“I think most everybody suspected something was going on with steroids in that era,” said Grich. “How could you not, unless you had your head in the sand?”
The next year, in 1999, McGwire hit 65 home runs and Sosa finished with 63. Again, more steroids, and more cheating. “It was just kind of an accepted thing at the time,” said Grich.
Then Jose Canseco wrote his controversial book, which shed a new light on everything. The book was called “Juiced,” published in 2005. Canseco confessed his own use of steroids and alleged that many others, including McGwire, had used them as well.
“It became evident it was more prevalent than thought of, so there was a huge public outcry,” said Grich. “At the time, I was very disappointed in Canseco. I think he kind of really threw his fraternity, as they say, under the bus. But you know what? In retrospect, it was the best thing that could have happened, because it (steroid use) might still be in place right now had he not written that book. It just took something like that to really bring it to light to where it got our game cleaned up from it.
“It was really starting to get down into our high school kids,” said Grich. “I mean, 9th and 10th graders were taking steroids. There was pressure to go to college, and the way to do that was to get on steroids and get stronger. I think our athletics were going to become one big, giant steroid bath. So I’m really glad we’re getting that out of athletics.”
Grich understands why some players used steroids. They were battling for jobs, and battling to keep them.
“It’s tough.
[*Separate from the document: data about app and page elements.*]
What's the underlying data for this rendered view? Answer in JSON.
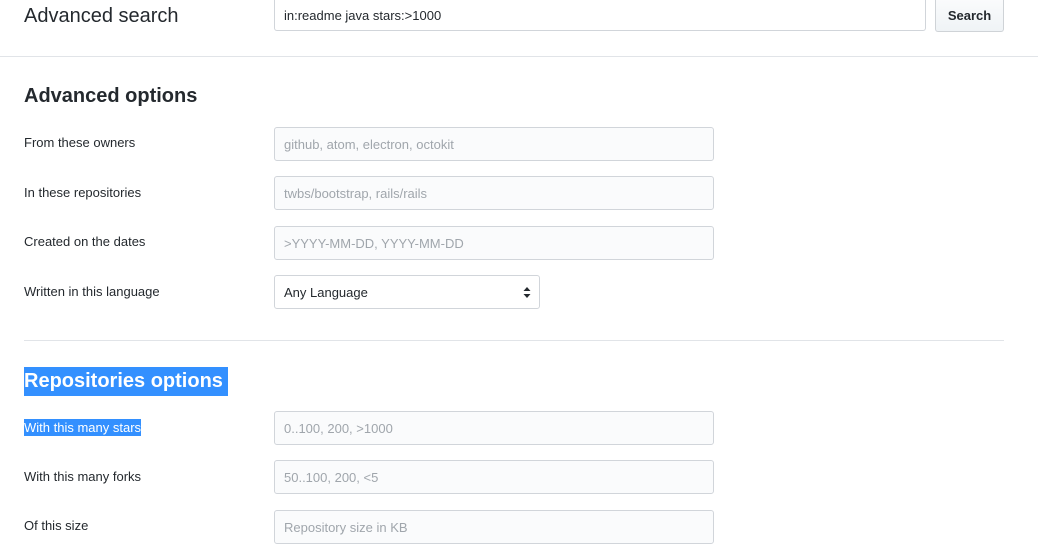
{
  "header": {
    "title": "Advanced search",
    "query_value": "in:readme java stars:>1000",
    "search_label": "Search"
  },
  "advanced_options": {
    "title": "Advanced options",
    "fields": [
      {
        "label": "From these owners",
        "placeholder": "github, atom, electron, octokit"
      },
      {
        "label": "In these repositories",
        "placeholder": "twbs/bootstrap, rails/rails"
      },
      {
        "label": "Created on the dates",
        "placeholder": ">YYYY-MM-DD, YYYY-MM-DD"
      }
    ],
    "language": {
      "label": "Written in this language",
      "selected": "Any Language"
    }
  },
  "repositories_options": {
    "title": "Repositories options",
    "fields": [
      {
        "label": "With this many stars",
        "placeholder": "0..100, 200, >1000"
      },
      {
        "label": "With this many forks",
        "placeholder": "50..100, 200, <5"
      },
      {
        "label": "Of this size",
        "placeholder": "Repository size in KB"
      }
    ]
  },
  "colors": {
    "selection": "#3390ff",
    "border": "#d1d5da",
    "text": "#24292e",
    "placeholder": "#a0a6ac"
  },
  "icons": {
    "select_chevron": "select-updown-icon"
  }
}
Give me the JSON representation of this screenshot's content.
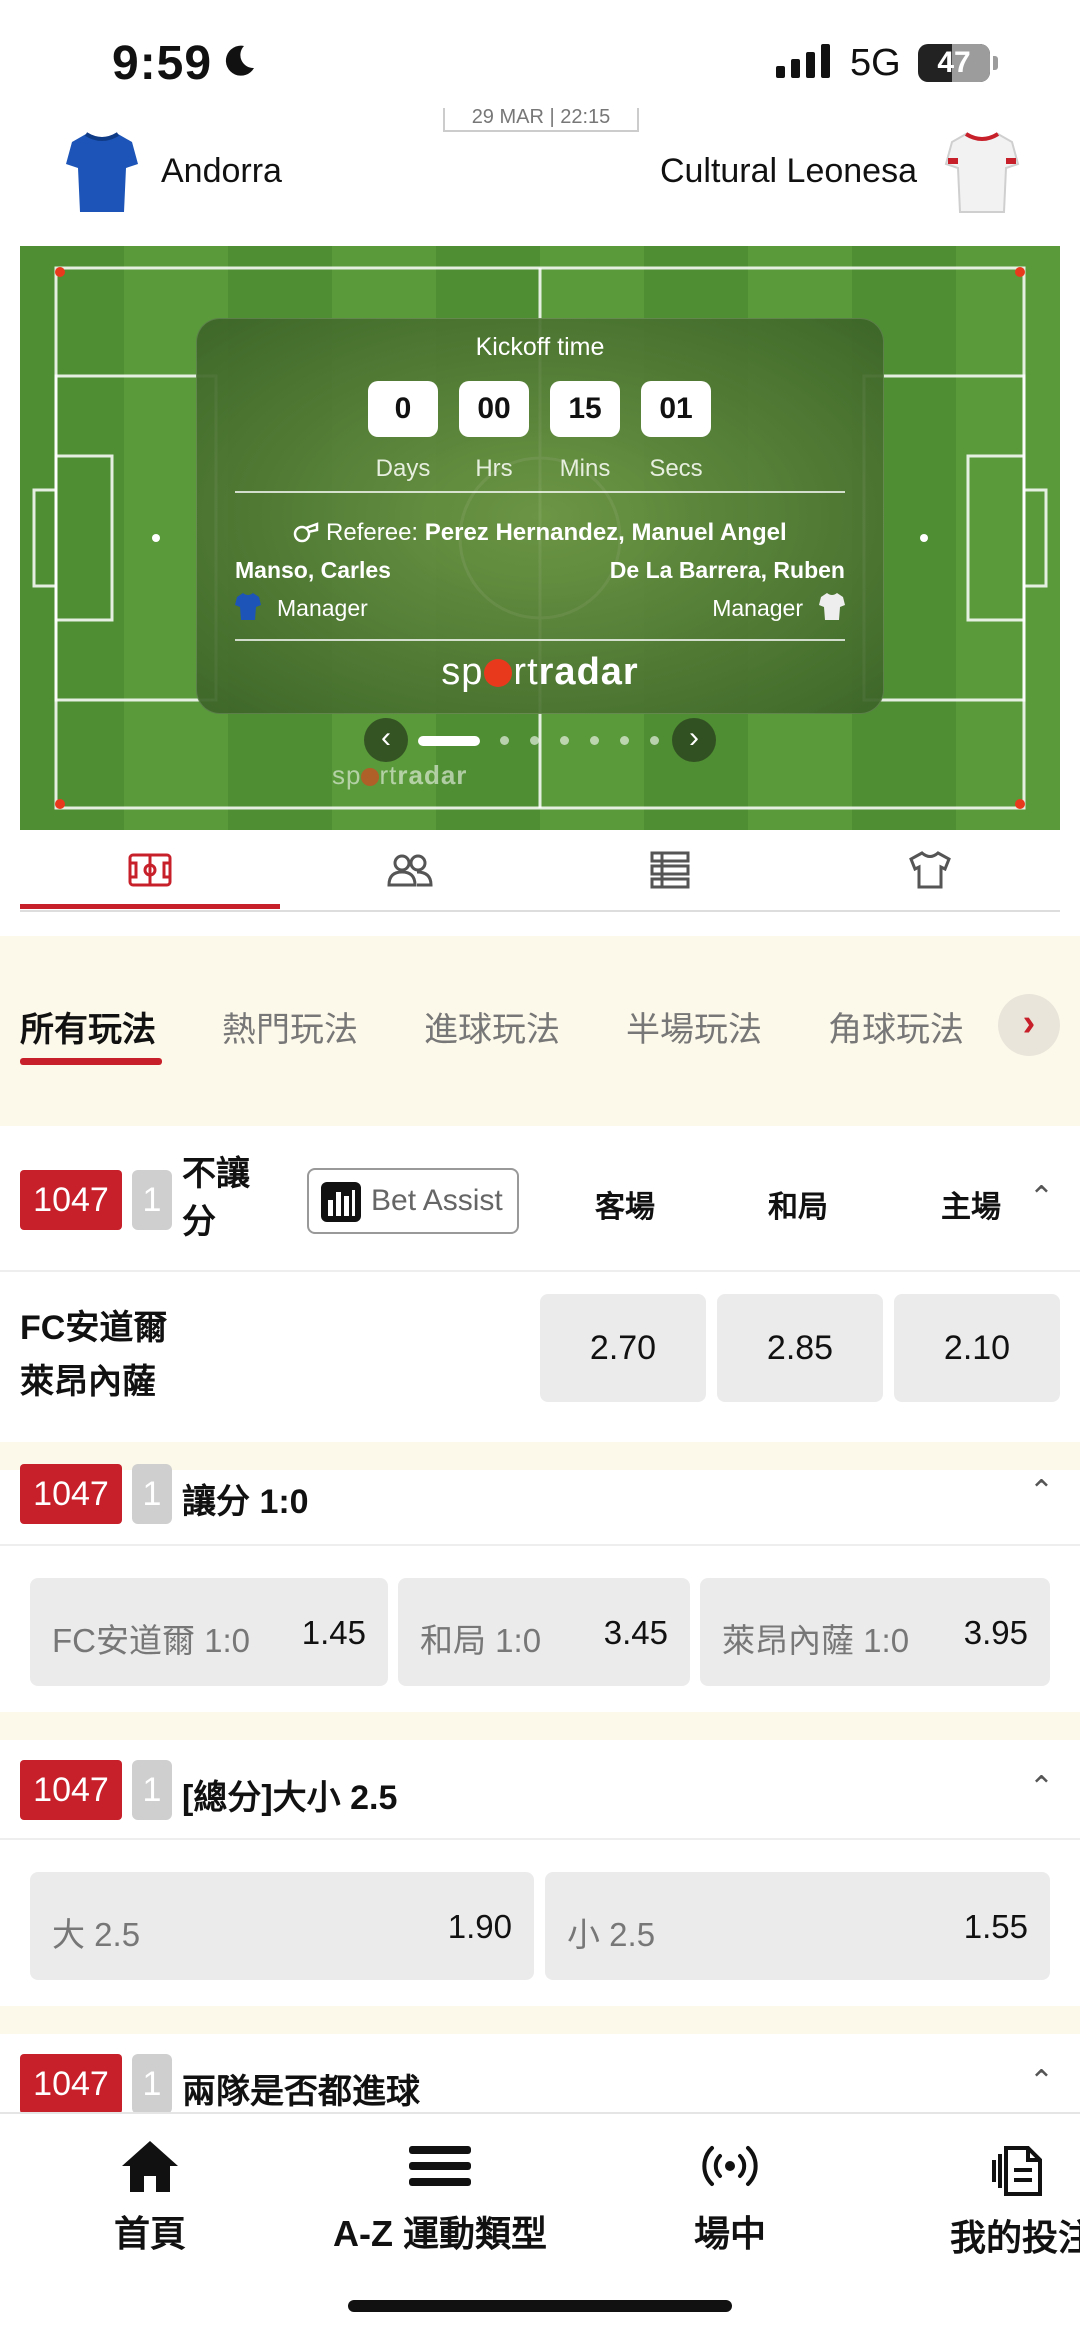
{
  "status": {
    "time": "9:59",
    "network": "5G",
    "battery": "47"
  },
  "match": {
    "date_fragment": "29 MAR | 22:15",
    "home_team": "Andorra",
    "away_team": "Cultural Leonesa",
    "kickoff_title": "Kickoff time",
    "countdown": [
      {
        "value": "0",
        "label": "Days"
      },
      {
        "value": "00",
        "label": "Hrs"
      },
      {
        "value": "15",
        "label": "Mins"
      },
      {
        "value": "01",
        "label": "Secs"
      }
    ],
    "referee_label": "Referee:",
    "referee_name": "Perez Hernandez, Manuel Angel",
    "home_manager": "Manso, Carles",
    "away_manager": "De La Barrera, Ruben",
    "manager_label": "Manager",
    "provider_logo_a": "sp",
    "provider_logo_b": "rt",
    "provider_logo_c": "radar",
    "carousel_pages": 7,
    "carousel_active": 0
  },
  "icon_tabs": [
    {
      "icon": "pitch-icon",
      "active": true
    },
    {
      "icon": "lineup-icon",
      "active": false
    },
    {
      "icon": "stats-list-icon",
      "active": false
    },
    {
      "icon": "shirt-icon",
      "active": false
    }
  ],
  "market_tabs": [
    "所有玩法",
    "熱門玩法",
    "進球玩法",
    "半場玩法",
    "角球玩法"
  ],
  "markets": {
    "m1": {
      "id": "1047",
      "sub": "1",
      "title": "不讓分",
      "bet_assist": "Bet Assist",
      "columns": [
        "客場",
        "和局",
        "主場"
      ],
      "team_home": "FC安道爾",
      "team_away": "萊昂內薩",
      "odds": [
        "2.70",
        "2.85",
        "2.10"
      ]
    },
    "m2": {
      "id": "1047",
      "sub": "1",
      "title": "讓分 1:0",
      "selections": [
        {
          "label": "FC安道爾 1:0",
          "odd": "1.45"
        },
        {
          "label": "和局 1:0",
          "odd": "3.45"
        },
        {
          "label": "萊昂內薩 1:0",
          "odd": "3.95"
        }
      ]
    },
    "m3": {
      "id": "1047",
      "sub": "1",
      "title": "[總分]大小 2.5",
      "selections": [
        {
          "label": "大 2.5",
          "odd": "1.90"
        },
        {
          "label": "小 2.5",
          "odd": "1.55"
        }
      ]
    },
    "m4": {
      "id": "1047",
      "sub": "1",
      "title": "兩隊是否都進球"
    }
  },
  "bottom_nav": [
    {
      "label": "首頁",
      "icon": "home-icon"
    },
    {
      "label": "A-Z 運動類型",
      "icon": "menu-icon"
    },
    {
      "label": "場中",
      "icon": "live-icon"
    },
    {
      "label": "我的投注",
      "icon": "bet-slip-icon"
    }
  ],
  "colors": {
    "accent": "#c8202a",
    "pitch": "#5a9a3b",
    "tab_bg": "#fdf9ea",
    "odds_bg": "#ebebeb"
  }
}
It’s a tough call,” he said. “If you could lift weights and work as hard as you possibly can and still get to that level without doing it (steroids), then that’s the step you want to take. But if you’re lifting your tail off and the guy next to you is doing it (steroids), and the pitcher on the mound is doing it – the guy goes from throwing 89 mph one year and the next year he comes back and he’s throwing 94, and you know it’s the same dude. Hey, wait a minute. What did he do in one year? You kind of go, ‘Whoa, I’ve got to get my bat speed up to 115 now to catch up to that 94 mph fastball.’
“So there’s a huge amount of pressure on you,” said Grich. “It’s a tough call.”